The last time Washington converged on an unassailable bipartisan policy consensus was the Iraq war. It was a heady time. I bring this up merely to note that there’s a new focus of ‘unity’ and ‘consensus’ in Biden’s Washington. And it’s that debt doesn’t matter any more. The US may be nearing second world war levels of insolvency; the economy may be poised for a post-plague lift-off; household savings may be high, and growth imminent — but all that, we’re told, makes this the perfect time to put another $1.9 trillion on the house. If Republicans whine about it, they’re rightfully booed off the stage, given their fiscal records under Bush and Trump.
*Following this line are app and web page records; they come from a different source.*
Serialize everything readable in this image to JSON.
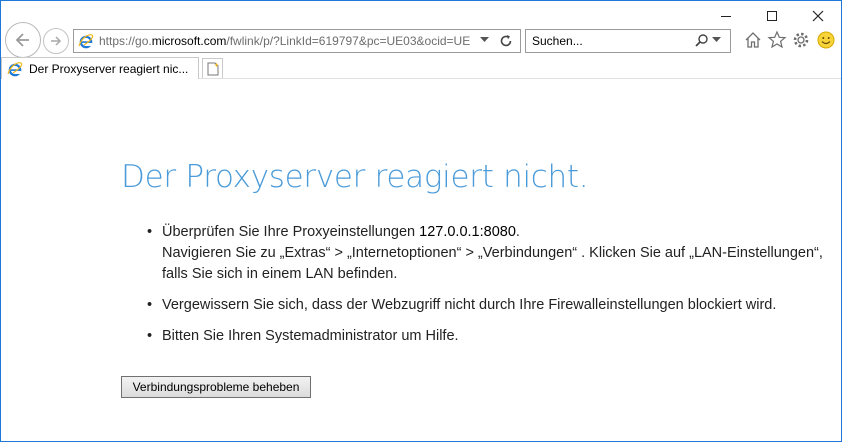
{
  "address_bar": {
    "url_prefix": "https://go.",
    "url_host": "microsoft.com",
    "url_rest": "/fwlink/p/?LinkId=619797&pc=UE03&ocid=UE"
  },
  "search": {
    "placeholder": "Suchen..."
  },
  "tab": {
    "title": "Der Proxyserver reagiert nic..."
  },
  "page": {
    "title": "Der Proxyserver reagiert nicht.",
    "bullet1_text": "Überprüfen Sie Ihre Proxyeinstellungen ",
    "bullet1_address": "127.0.0.1:8080",
    "bullet1_end": ".",
    "bullet1_line2": "Navigieren Sie zu „Extras“ > „Internetoptionen“ > „Verbindungen“ . Klicken Sie auf „LAN-Einstellungen“, falls Sie sich in einem LAN befinden.",
    "bullet2": "Vergewissern Sie sich, dass der Webzugriff nicht durch Ihre Firewalleinstellungen blockiert wird.",
    "bullet3": "Bitten Sie Ihren Systemadministrator um Hilfe.",
    "fix_button": "Verbindungsprobleme beheben"
  },
  "colors": {
    "title_blue": "#4a9bd9",
    "ie_blue": "#1e78d7",
    "window_border": "#1e78d7"
  },
  "icons": [
    "back-arrow-icon",
    "forward-arrow-icon",
    "ie-logo-icon",
    "dropdown-arrow-icon",
    "refresh-icon",
    "search-icon",
    "home-icon",
    "favorites-star-icon",
    "settings-gear-icon",
    "feedback-smiley-icon",
    "new-tab-icon"
  ]
}
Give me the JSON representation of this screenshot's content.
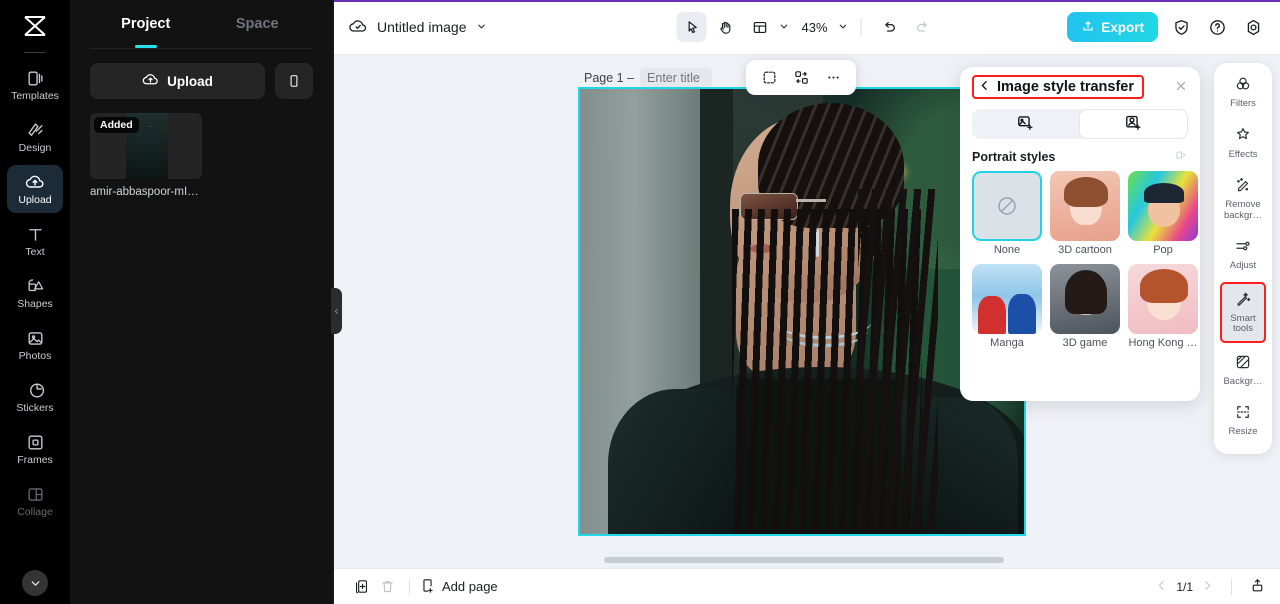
{
  "rail": {
    "logo_icon": "capcut-logo-icon",
    "items": [
      {
        "label": "Templates",
        "icon": "templates-icon",
        "active": false
      },
      {
        "label": "Design",
        "icon": "design-icon",
        "active": false
      },
      {
        "label": "Upload",
        "icon": "upload-cloud-icon",
        "active": true
      },
      {
        "label": "Text",
        "icon": "text-icon",
        "active": false
      },
      {
        "label": "Shapes",
        "icon": "shapes-icon",
        "active": false
      },
      {
        "label": "Photos",
        "icon": "photos-icon",
        "active": false
      },
      {
        "label": "Stickers",
        "icon": "stickers-icon",
        "active": false
      },
      {
        "label": "Frames",
        "icon": "frames-icon",
        "active": false
      },
      {
        "label": "Collage",
        "icon": "collage-icon",
        "active": false
      }
    ],
    "expand_icon": "chevron-down-icon"
  },
  "panel": {
    "tabs": [
      {
        "label": "Project",
        "active": true
      },
      {
        "label": "Space",
        "active": false
      }
    ],
    "upload_label": "Upload",
    "upload_icon": "upload-cloud-icon",
    "mobile_icon": "mobile-phone-icon",
    "asset": {
      "badge": "Added",
      "name": "amir-abbaspoor-mIN…"
    },
    "collapse_icon": "chevron-left-icon"
  },
  "topbar": {
    "cloud_icon": "cloud-saved-icon",
    "doc_title": "Untitled image",
    "title_caret": "chevron-down-icon",
    "tools": [
      {
        "name": "select-tool",
        "icon": "cursor-arrow-icon",
        "selected": true
      },
      {
        "name": "hand-tool",
        "icon": "hand-icon",
        "selected": false
      },
      {
        "name": "layout-tool",
        "icon": "layout-icon",
        "selected": false
      }
    ],
    "zoom_level": "43%",
    "zoom_caret": "chevron-down-icon",
    "undo_icon": "undo-icon",
    "redo_icon": "redo-icon",
    "export_label": "Export",
    "export_icon": "export-upload-icon",
    "export_color": "#22cfe4",
    "shield_icon": "shield-check-icon",
    "help_icon": "help-circle-icon",
    "settings_icon": "settings-gear-icon"
  },
  "canvas": {
    "page_label": "Page 1 –",
    "title_placeholder": "Enter title",
    "title_value": "",
    "float_tools": [
      {
        "name": "crop-select-icon"
      },
      {
        "name": "replace-image-icon"
      },
      {
        "name": "more-options-icon"
      }
    ],
    "selection_color": "#20d8e8"
  },
  "style_panel": {
    "back_icon": "chevron-left-icon",
    "title": "Image style transfer",
    "title_highlight_color": "#ff1d1d",
    "close_icon": "close-icon",
    "tabs": [
      {
        "name": "image-style-tab",
        "icon": "image-style-icon",
        "active": false
      },
      {
        "name": "portrait-style-tab",
        "icon": "portrait-style-icon",
        "active": true
      }
    ],
    "section_title": "Portrait styles",
    "section_icon": "collapse-panel-icon",
    "styles": [
      {
        "label": "None",
        "icon": "no-style-icon",
        "selected": true,
        "art": "none"
      },
      {
        "label": "3D cartoon",
        "selected": false,
        "art": "cartoon"
      },
      {
        "label": "Pop",
        "selected": false,
        "art": "pop"
      },
      {
        "label": "Manga",
        "selected": false,
        "art": "manga"
      },
      {
        "label": "3D game",
        "selected": false,
        "art": "3dgame"
      },
      {
        "label": "Hong Kong …",
        "selected": false,
        "art": "hk"
      }
    ]
  },
  "right_tools": {
    "items": [
      {
        "label": "Filters",
        "icon": "filters-icon",
        "selected": false,
        "highlighted": false
      },
      {
        "label": "Effects",
        "icon": "effects-icon",
        "selected": false,
        "highlighted": false
      },
      {
        "label": "Remove backgr…",
        "icon": "remove-background-icon",
        "selected": false,
        "highlighted": false
      },
      {
        "label": "Adjust",
        "icon": "adjust-sliders-icon",
        "selected": false,
        "highlighted": false
      },
      {
        "label": "Smart tools",
        "icon": "magic-wand-icon",
        "selected": true,
        "highlighted": true
      },
      {
        "label": "Backgr…",
        "icon": "background-icon",
        "selected": false,
        "highlighted": false
      },
      {
        "label": "Resize",
        "icon": "resize-icon",
        "selected": false,
        "highlighted": false
      }
    ],
    "highlight_color": "#ff1d1d"
  },
  "bottombar": {
    "duplicate_icon": "duplicate-page-icon",
    "delete_icon": "delete-trash-icon",
    "add_page_label": "Add page",
    "add_page_icon": "add-page-icon",
    "prev_icon": "chevron-left-icon",
    "page_indicator": "1/1",
    "next_icon": "chevron-right-icon",
    "export_icon": "export-tray-icon"
  }
}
But still, it worries me. I’m not an economist, so I’m not an authority on whether adding massive stimulus to a projected hot economy is a great idea. Trump got away with it, to be sure. And maybe the dollar is impregnable and this is the ideal time for long-term infrastructure investment, what with super-low interest rates. Perhaps struggling working families just need more support in a country with spiralling and massive inequality. But there’s been a bit of a self-serving swoon among old-school Keynesians and some reformist Republicans for the whole magic money tree fantasy. Only Larry Summers has had the cojones to issue a few meek reservations and he’s been roundly ratioed on Twitter for it. I just worry whenever DC is unified. The Iraq war happened just as vivid memory of the Vietnam debacle had receded in the American consciousness. And it’s been a few decades since inflation dragged the US economy into the ditch in the 1970s. So have a great roaring 2020s! Hyperinflation included.
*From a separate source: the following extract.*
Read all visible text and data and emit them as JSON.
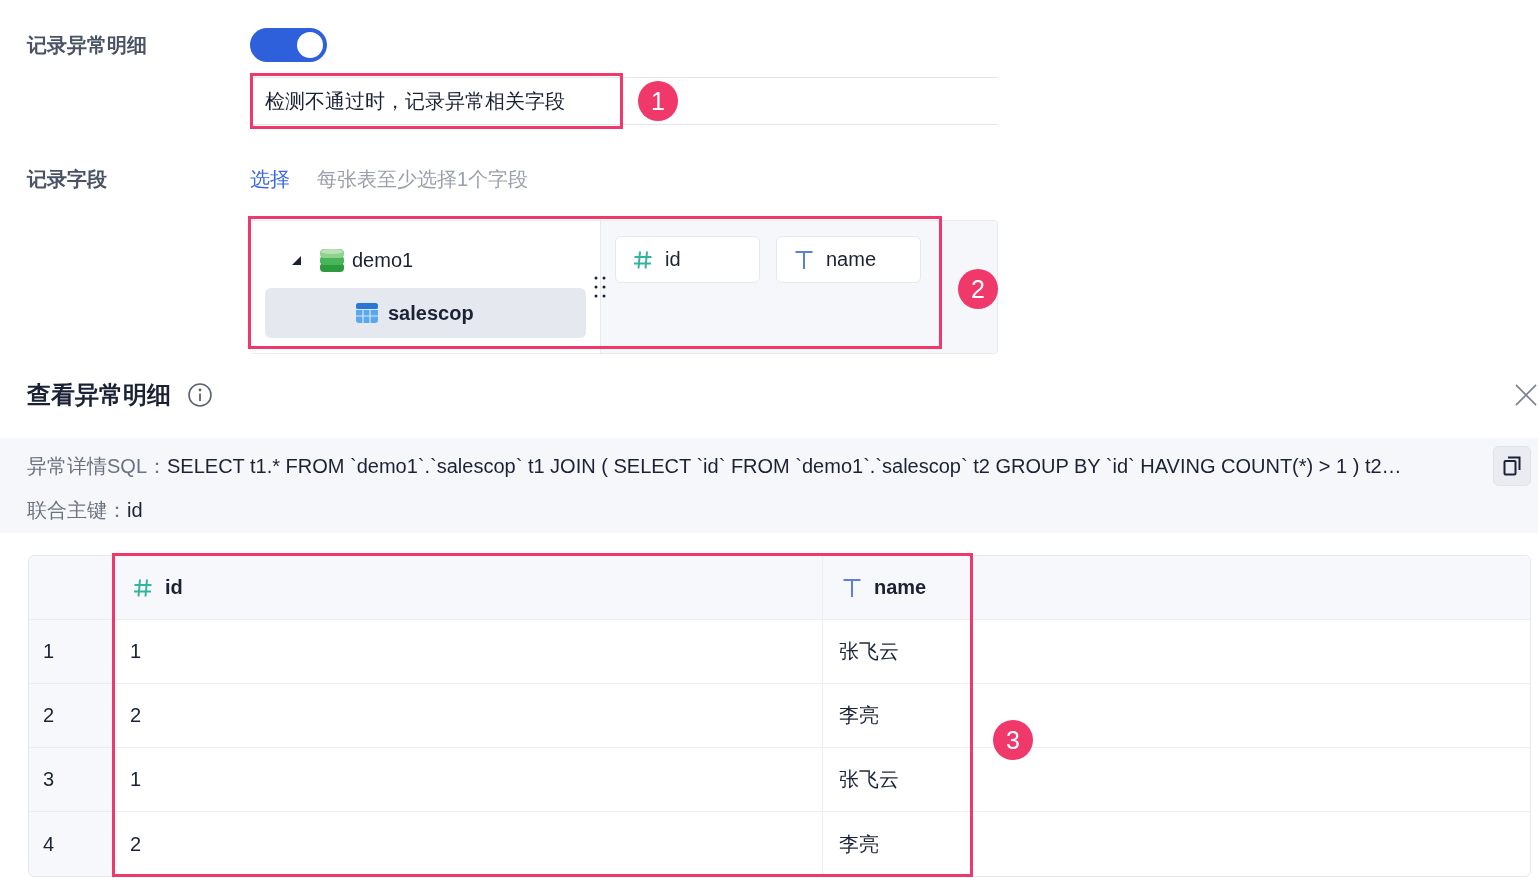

People keep asking me if the atmosphere in the capital city has changed since Trump escaped in his helicopter. And the answer is no. It’s the same eerie pandemic wilderness it was in January — but snowier. We’re a docile city, we tend to obey instructions, we’ve had one of the lowest Covid-19 infection rates in the US, and there aren’t any signs of a rebellion yet. Since new viral variants came on the scene, I removed what puny contact I had with the outside world. Spectator diaries, as I recall, are jammed with gossip and socialising and parties — but all I can offer is my three-legged beagle, Bowie. She is now my entire social life. In fact, I’ve walked her so much over the past several months that her back gave out. She just plonked herself down on one of our walks last week and wouldn’t move.
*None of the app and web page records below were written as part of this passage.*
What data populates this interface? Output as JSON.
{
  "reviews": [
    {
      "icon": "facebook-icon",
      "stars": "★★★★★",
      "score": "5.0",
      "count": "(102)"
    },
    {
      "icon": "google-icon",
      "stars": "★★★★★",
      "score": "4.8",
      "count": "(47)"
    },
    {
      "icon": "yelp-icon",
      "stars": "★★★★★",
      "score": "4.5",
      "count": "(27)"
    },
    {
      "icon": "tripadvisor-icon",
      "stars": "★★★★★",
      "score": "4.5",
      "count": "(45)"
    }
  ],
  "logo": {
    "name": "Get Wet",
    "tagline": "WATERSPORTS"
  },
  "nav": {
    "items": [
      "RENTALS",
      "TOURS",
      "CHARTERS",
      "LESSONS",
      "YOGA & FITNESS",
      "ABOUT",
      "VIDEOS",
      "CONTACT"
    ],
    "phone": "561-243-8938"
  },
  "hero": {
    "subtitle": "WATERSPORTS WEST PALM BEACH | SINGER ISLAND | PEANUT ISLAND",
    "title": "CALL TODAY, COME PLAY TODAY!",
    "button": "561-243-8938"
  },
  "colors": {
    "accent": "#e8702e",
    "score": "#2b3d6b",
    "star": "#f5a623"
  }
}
I panicked a bit. Triped dogs are super fashionable — they’re a walking/hopping virtue-signal — but all that twerking with one back leg can come with a price over the years. The vet told me to let her rest. And sure enough, she was soon back to normal. Overall, she’s had a good pandemic. She has me 24/7. With no social or work commitments, she sets the daily schedule, the wake-up, the meals, the walks. Coiled up next to me as I march my way manfully through Netflix and HBO Max, I’ve begun to realise that we are slowly becoming one.
Each morning, the second I remove my sleep apnea mask, she slowly meanders her way up through the sheets to kiss me; licking my bald head with a thoroughness I can only meekly surrender to. She did this, I should add, the very first morning we woke up together seven years ago. I thought then it might have been gratitude for rescuing her from imminent euthanasia (she’d been a working hound and got hit by a truck one day when she went off-trail). But that won’t wash any more. I don’t deserve it, but it occurs to me that this is indeed love.